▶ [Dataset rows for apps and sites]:
=== Begin Enclosure ===

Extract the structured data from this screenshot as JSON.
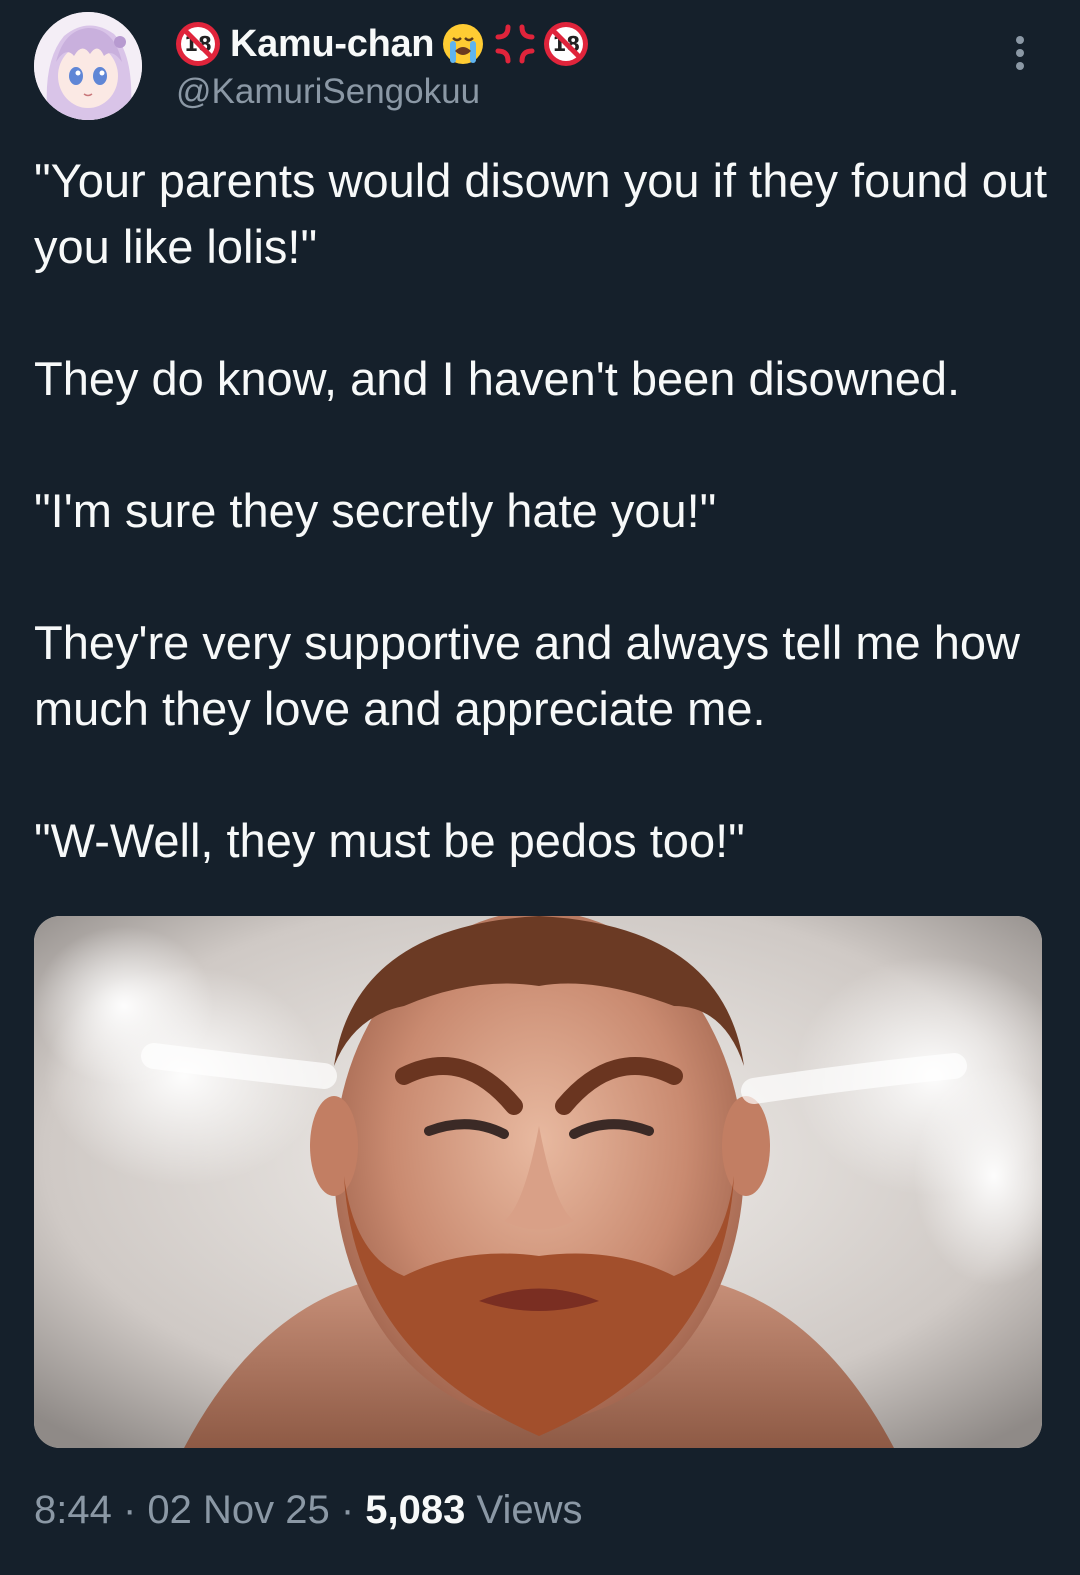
{
  "author": {
    "display_name": "Kamu-chan",
    "handle": "@KamuriSengokuu",
    "name_badges": [
      "no-under-18-icon",
      "crying-face-icon",
      "anger-symbol-icon",
      "no-under-18-icon"
    ],
    "badge_text": "18",
    "avatar_icon": "anime-girl-avatar"
  },
  "tweet": {
    "paragraphs": [
      "\"Your parents would disown you if they found out you like lolis!\"",
      "They do know, and I haven't been disowned.",
      "\"I'm sure they secretly hate you!\"",
      "They're very supportive and always tell me how much they love and appreciate me.",
      "\"W-Well, they must be pedos too!\""
    ],
    "media_description_icon": "angry-man-steam-photo",
    "time": "8:44",
    "separator": " · ",
    "date": "02 Nov 25",
    "views_count": "5,083",
    "views_label": "Views"
  },
  "colors": {
    "background": "#15202b",
    "primary_text": "#f7f9f9",
    "secondary_text": "#8b98a5",
    "badge_red": "#e0243b"
  }
}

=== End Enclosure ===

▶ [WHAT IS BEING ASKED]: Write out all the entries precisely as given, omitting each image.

▶ [OUTPUT FOR THIS TASK]:
Extract the structured data from this screenshot as JSON.
{
  "author": {
    "display_name": "Kamu-chan",
    "handle": "@KamuriSengokuu",
    "name_badges": [
      "no-under-18-icon",
      "crying-face-icon",
      "anger-symbol-icon",
      "no-under-18-icon"
    ],
    "badge_text": "18",
    "avatar_icon": "anime-girl-avatar"
  },
  "tweet": {
    "paragraphs": [
      "\"Your parents would disown you if they found out you like lolis!\"",
      "They do know, and I haven't been disowned.",
      "\"I'm sure they secretly hate you!\"",
      "They're very supportive and always tell me how much they love and appreciate me.",
      "\"W-Well, they must be pedos too!\""
    ],
    "media_description_icon": "angry-man-steam-photo",
    "time": "8:44",
    "separator": " · ",
    "date": "02 Nov 25",
    "views_count": "5,083",
    "views_label": "Views"
  },
  "colors": {
    "background": "#15202b",
    "primary_text": "#f7f9f9",
    "secondary_text": "#8b98a5",
    "badge_red": "#e0243b"
  }
}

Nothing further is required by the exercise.